Work out the number of lines in the listing that include the string "recently". Reply with that number alone.

* Materials provided
####################

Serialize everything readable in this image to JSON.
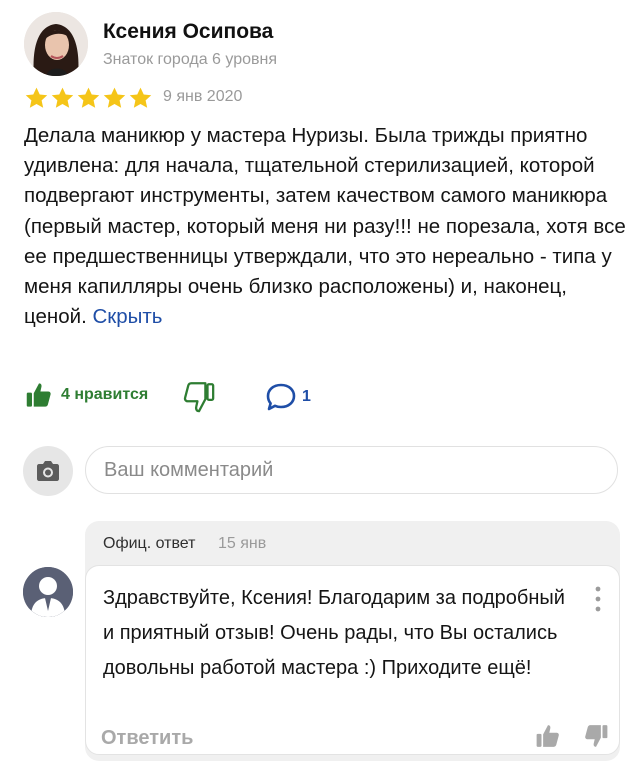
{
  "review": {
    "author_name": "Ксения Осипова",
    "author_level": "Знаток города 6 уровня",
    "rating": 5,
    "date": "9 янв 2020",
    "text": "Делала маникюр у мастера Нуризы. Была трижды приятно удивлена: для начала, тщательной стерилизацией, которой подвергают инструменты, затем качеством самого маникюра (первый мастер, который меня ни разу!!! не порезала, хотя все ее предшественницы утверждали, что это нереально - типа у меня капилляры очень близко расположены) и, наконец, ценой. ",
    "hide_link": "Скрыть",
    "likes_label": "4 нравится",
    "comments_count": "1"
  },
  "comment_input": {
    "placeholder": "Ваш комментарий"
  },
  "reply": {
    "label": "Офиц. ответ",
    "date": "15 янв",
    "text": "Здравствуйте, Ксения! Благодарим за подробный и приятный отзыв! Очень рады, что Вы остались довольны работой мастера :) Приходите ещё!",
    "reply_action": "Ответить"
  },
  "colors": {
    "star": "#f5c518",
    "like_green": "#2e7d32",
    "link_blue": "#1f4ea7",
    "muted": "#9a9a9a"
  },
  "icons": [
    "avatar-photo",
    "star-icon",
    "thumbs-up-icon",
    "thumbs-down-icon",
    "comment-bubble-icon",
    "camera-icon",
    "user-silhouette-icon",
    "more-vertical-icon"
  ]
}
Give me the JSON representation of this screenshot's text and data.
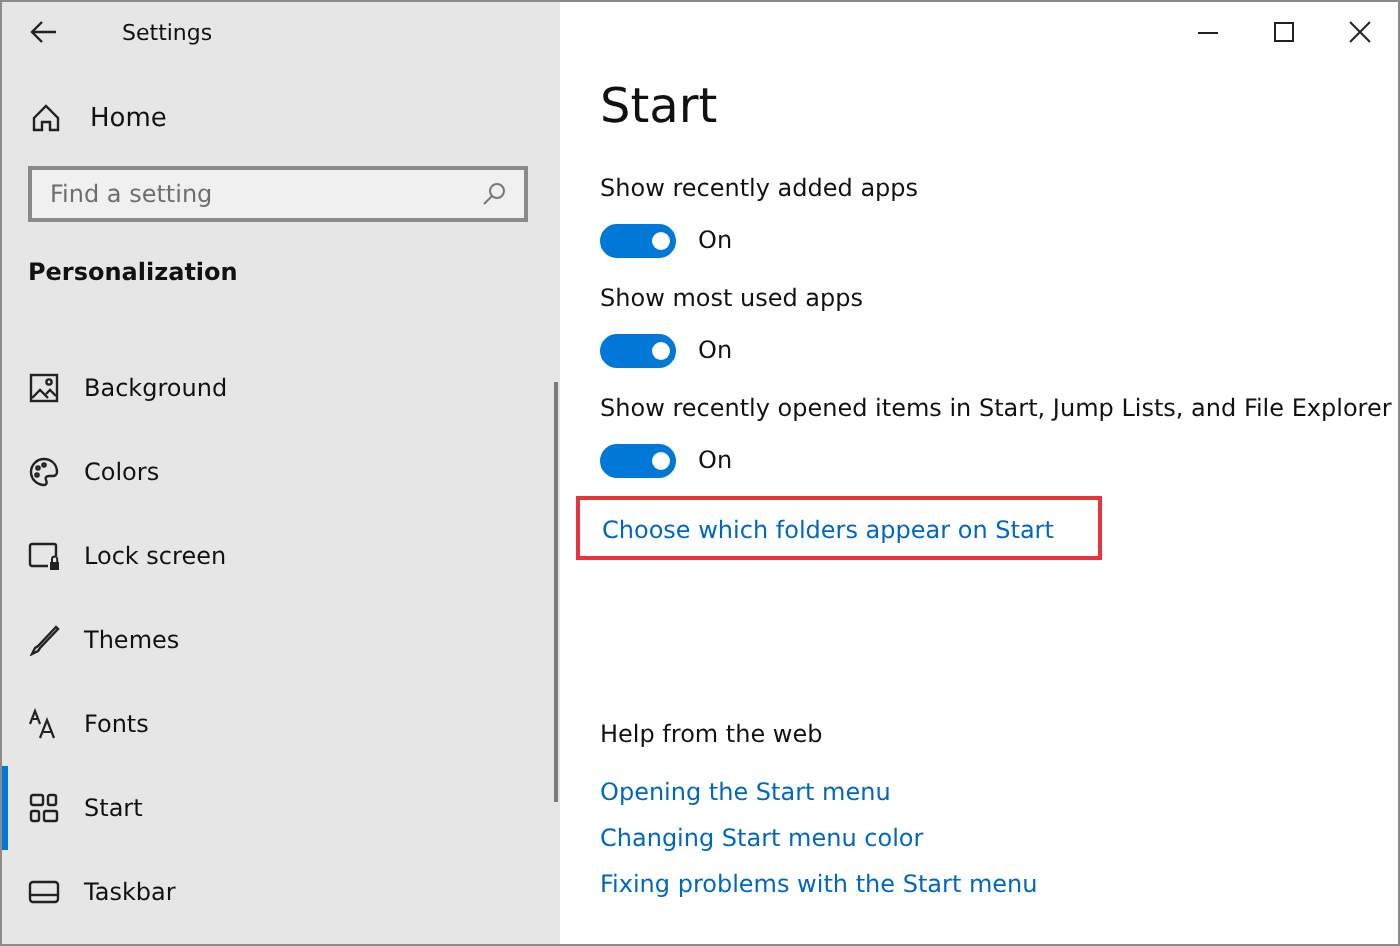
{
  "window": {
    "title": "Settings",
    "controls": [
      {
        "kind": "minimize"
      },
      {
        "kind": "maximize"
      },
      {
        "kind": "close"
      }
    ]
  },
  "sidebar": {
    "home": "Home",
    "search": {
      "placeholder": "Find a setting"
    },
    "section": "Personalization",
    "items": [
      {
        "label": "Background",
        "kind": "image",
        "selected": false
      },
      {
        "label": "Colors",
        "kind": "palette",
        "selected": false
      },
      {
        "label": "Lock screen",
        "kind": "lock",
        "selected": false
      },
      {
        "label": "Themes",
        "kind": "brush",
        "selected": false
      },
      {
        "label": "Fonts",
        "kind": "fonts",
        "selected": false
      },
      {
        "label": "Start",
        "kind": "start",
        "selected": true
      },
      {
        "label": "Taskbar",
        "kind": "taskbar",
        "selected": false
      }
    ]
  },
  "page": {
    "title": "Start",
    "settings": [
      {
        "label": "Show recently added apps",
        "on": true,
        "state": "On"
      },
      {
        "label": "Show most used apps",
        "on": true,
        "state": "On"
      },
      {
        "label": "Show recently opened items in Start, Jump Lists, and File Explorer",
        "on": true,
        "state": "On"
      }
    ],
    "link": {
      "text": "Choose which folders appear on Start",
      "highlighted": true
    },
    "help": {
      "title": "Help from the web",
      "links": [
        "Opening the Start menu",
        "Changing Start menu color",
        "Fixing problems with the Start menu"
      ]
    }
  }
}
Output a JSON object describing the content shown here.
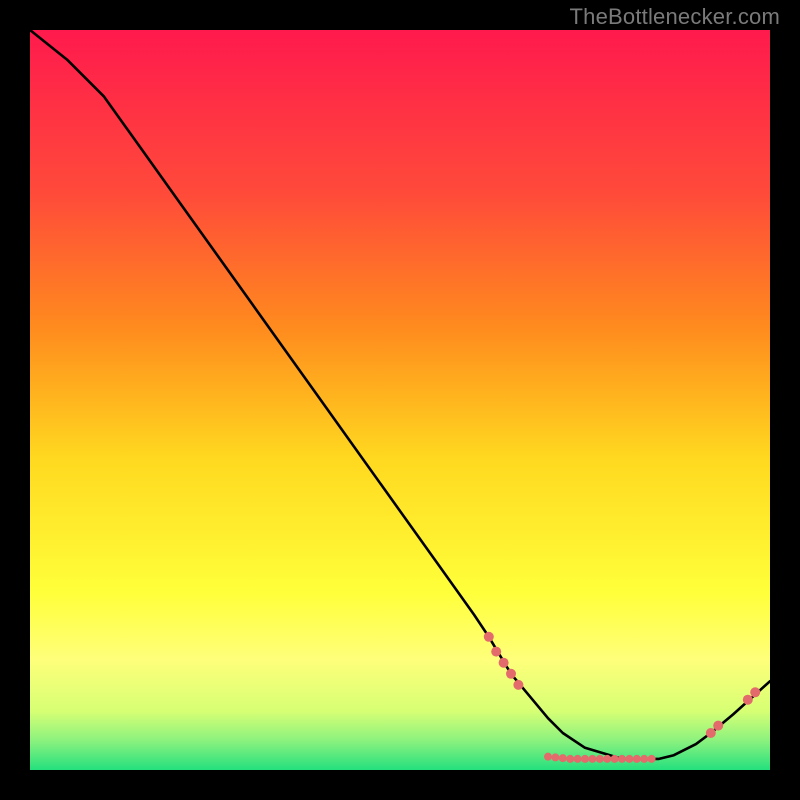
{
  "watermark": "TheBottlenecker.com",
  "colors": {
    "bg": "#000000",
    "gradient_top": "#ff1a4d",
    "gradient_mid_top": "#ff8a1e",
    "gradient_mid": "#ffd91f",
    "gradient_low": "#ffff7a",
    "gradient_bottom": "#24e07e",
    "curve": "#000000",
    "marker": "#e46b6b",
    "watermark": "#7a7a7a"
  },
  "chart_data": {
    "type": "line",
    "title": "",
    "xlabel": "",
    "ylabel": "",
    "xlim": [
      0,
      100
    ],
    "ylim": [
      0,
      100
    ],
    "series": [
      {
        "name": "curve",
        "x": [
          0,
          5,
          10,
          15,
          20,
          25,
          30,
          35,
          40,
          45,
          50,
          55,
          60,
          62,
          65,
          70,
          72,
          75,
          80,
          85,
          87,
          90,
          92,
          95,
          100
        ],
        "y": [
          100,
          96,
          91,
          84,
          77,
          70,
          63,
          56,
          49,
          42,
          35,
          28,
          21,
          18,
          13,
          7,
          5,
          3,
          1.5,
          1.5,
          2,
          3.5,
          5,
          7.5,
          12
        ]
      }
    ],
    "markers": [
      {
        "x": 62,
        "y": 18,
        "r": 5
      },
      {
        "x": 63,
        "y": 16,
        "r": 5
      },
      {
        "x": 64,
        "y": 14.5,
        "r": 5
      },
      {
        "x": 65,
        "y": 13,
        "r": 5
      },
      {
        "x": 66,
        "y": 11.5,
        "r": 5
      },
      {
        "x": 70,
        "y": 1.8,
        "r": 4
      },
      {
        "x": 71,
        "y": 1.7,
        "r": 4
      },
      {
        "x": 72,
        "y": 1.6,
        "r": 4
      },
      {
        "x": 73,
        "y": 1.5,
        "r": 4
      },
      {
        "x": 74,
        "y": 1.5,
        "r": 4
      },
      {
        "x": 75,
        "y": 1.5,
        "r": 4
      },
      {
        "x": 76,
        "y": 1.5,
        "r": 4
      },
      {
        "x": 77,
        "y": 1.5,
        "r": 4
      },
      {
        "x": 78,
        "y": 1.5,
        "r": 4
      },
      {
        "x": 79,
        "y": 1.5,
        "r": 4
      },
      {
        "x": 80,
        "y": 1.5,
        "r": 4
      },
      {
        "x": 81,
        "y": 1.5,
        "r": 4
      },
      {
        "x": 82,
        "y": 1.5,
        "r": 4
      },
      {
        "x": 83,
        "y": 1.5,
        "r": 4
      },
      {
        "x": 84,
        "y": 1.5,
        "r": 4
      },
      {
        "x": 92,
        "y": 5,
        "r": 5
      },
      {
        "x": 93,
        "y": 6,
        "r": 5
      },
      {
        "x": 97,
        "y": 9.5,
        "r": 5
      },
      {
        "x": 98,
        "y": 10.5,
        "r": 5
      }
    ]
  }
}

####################

* Response below
2